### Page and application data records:
═══

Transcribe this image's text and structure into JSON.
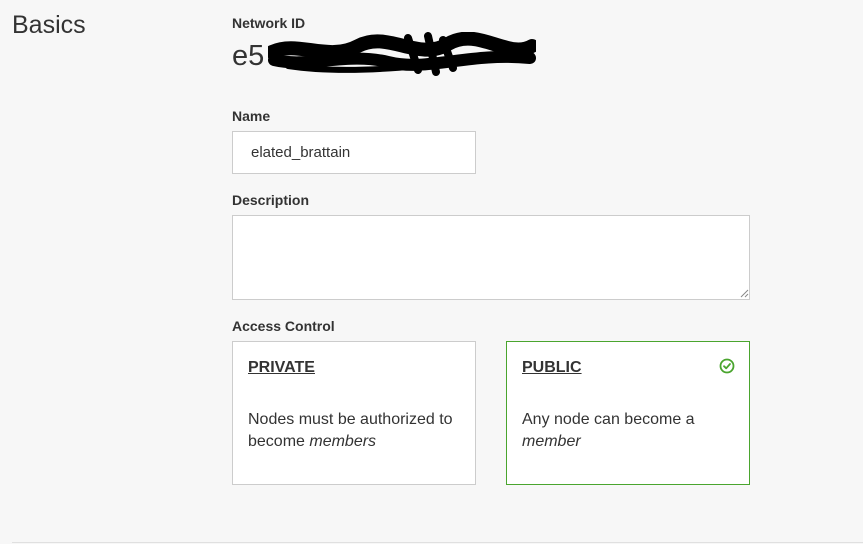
{
  "section": {
    "title": "Basics"
  },
  "network_id": {
    "label": "Network ID",
    "value_visible": "e5"
  },
  "name": {
    "label": "Name",
    "value": "elated_brattain"
  },
  "description": {
    "label": "Description",
    "value": ""
  },
  "access_control": {
    "label": "Access Control",
    "selected": "public",
    "options": [
      {
        "id": "private",
        "title": "PRIVATE",
        "desc_prefix": "Nodes must be authorized to become ",
        "desc_emphasis": "members"
      },
      {
        "id": "public",
        "title": "PUBLIC",
        "desc_prefix": "Any node can become a ",
        "desc_emphasis": "member"
      }
    ]
  },
  "colors": {
    "selected_border": "#4aa52e",
    "check_icon": "#4aa52e",
    "page_background": "#f7f7f7"
  },
  "icons": {
    "selected_indicator": "check-circle-icon"
  }
}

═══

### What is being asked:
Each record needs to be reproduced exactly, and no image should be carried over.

### Output for this exercise:
Transcribe this image's text and structure into JSON.
{
  "section": {
    "title": "Basics"
  },
  "network_id": {
    "label": "Network ID",
    "value_visible": "e5"
  },
  "name": {
    "label": "Name",
    "value": "elated_brattain"
  },
  "description": {
    "label": "Description",
    "value": ""
  },
  "access_control": {
    "label": "Access Control",
    "selected": "public",
    "options": [
      {
        "id": "private",
        "title": "PRIVATE",
        "desc_prefix": "Nodes must be authorized to become ",
        "desc_emphasis": "members"
      },
      {
        "id": "public",
        "title": "PUBLIC",
        "desc_prefix": "Any node can become a ",
        "desc_emphasis": "member"
      }
    ]
  },
  "colors": {
    "selected_border": "#4aa52e",
    "check_icon": "#4aa52e",
    "page_background": "#f7f7f7"
  },
  "icons": {
    "selected_indicator": "check-circle-icon"
  }
}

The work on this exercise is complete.